▶ **TASK GOAL**
Where does the word "progress" occur in the material? Copy each line that has it.

▶ **WORKING DATA**
= = = = = = =

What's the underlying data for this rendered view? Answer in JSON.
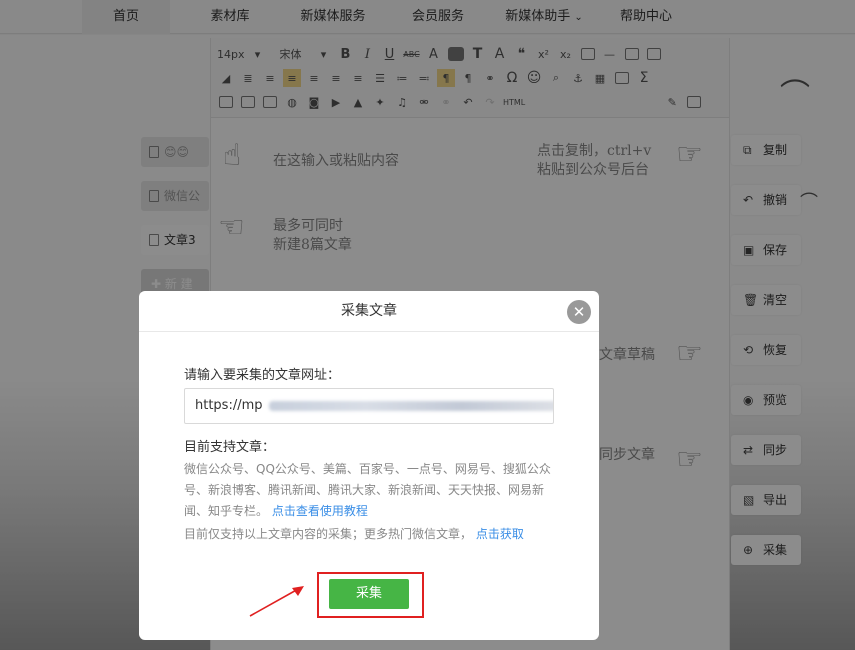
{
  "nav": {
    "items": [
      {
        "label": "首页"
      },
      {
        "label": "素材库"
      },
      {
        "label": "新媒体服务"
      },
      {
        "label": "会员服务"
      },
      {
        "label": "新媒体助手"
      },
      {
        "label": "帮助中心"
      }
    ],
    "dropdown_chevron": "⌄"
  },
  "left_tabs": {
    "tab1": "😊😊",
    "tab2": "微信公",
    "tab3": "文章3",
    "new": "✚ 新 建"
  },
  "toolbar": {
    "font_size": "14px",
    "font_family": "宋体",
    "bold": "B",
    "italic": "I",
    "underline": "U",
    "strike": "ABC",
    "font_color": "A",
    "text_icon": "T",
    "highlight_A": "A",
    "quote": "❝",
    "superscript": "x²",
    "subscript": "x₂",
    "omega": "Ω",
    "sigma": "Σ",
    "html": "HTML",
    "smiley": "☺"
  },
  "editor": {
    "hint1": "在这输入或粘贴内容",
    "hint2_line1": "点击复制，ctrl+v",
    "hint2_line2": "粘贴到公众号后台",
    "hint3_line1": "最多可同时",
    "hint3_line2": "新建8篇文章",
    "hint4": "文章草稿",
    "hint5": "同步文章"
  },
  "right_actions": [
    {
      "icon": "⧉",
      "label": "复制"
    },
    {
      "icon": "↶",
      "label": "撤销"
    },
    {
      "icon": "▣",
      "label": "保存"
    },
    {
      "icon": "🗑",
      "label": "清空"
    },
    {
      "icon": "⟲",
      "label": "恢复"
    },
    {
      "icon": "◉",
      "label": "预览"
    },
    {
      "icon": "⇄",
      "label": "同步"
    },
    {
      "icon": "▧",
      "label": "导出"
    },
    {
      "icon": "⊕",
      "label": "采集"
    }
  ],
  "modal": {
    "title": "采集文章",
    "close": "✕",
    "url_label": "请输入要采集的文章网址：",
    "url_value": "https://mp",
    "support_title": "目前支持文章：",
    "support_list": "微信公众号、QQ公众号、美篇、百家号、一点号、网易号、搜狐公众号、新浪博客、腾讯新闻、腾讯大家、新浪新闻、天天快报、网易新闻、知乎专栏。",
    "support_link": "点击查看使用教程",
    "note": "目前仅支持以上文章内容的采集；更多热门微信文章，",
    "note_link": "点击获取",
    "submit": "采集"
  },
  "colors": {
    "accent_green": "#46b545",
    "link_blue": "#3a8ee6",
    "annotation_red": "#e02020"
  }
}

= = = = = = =

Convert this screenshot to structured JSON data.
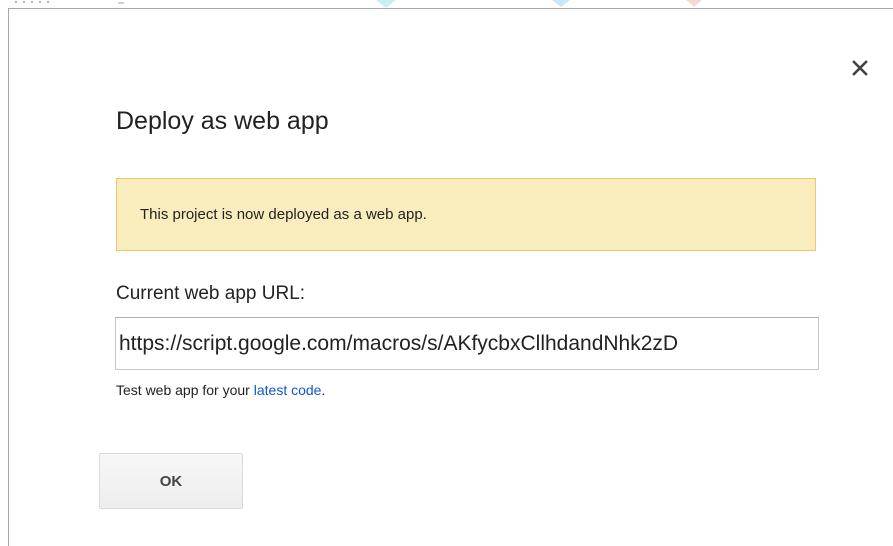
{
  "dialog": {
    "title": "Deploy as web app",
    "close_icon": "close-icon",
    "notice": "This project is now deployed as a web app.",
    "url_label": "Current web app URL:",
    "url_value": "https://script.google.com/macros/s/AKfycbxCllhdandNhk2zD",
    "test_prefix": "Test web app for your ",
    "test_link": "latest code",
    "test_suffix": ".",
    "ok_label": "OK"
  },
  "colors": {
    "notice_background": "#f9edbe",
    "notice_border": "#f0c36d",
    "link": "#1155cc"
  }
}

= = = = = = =

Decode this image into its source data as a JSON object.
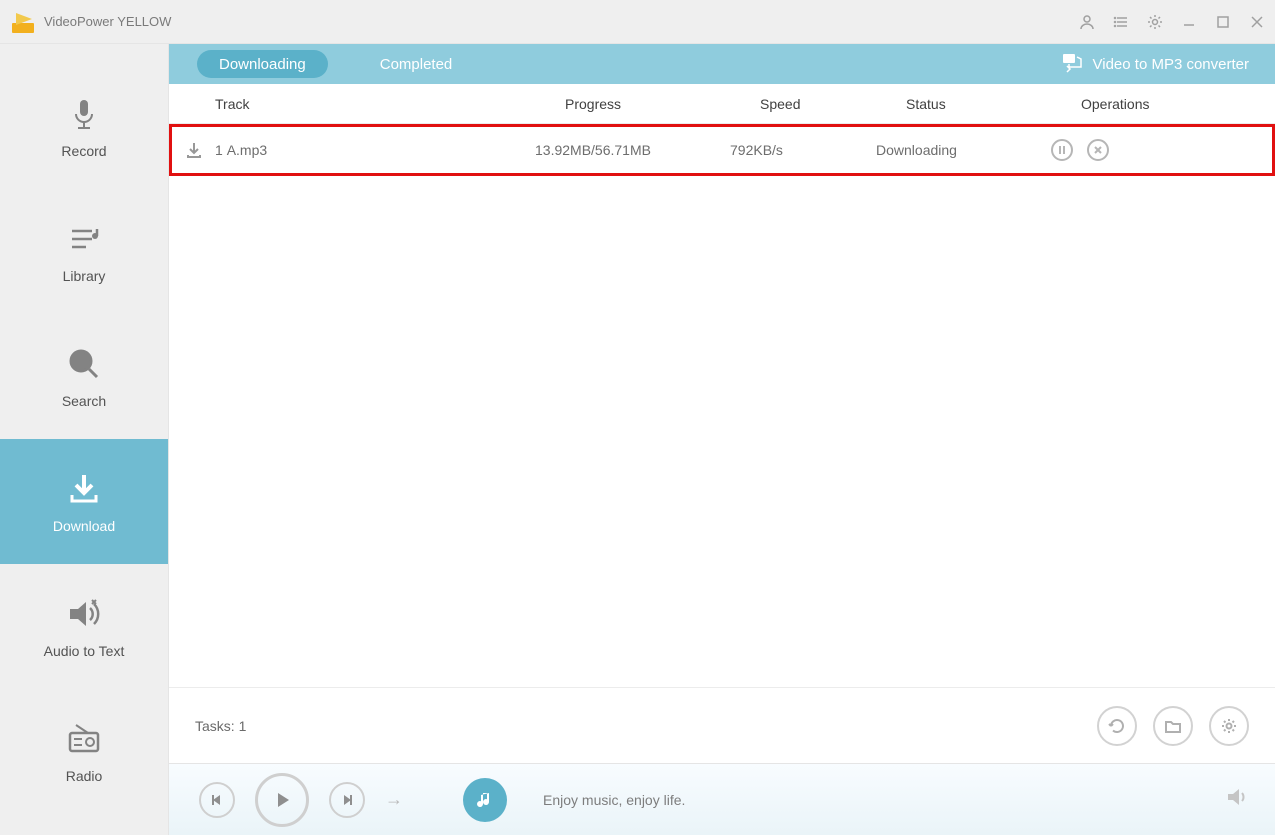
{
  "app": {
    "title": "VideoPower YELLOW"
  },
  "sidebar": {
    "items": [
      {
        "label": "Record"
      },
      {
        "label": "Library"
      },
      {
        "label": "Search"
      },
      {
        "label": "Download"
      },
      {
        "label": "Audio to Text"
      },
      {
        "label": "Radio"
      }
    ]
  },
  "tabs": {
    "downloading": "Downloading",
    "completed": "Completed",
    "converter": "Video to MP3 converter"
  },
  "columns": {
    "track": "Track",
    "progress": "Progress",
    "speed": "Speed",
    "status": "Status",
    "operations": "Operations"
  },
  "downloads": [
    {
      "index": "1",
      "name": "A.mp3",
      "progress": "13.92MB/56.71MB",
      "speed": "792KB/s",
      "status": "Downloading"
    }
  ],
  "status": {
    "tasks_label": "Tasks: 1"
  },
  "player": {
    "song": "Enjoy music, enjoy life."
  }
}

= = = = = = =

▶ **ANSWER BOX**
    "progress": "Progress",
      "progress": "13.92MB/56.71MB",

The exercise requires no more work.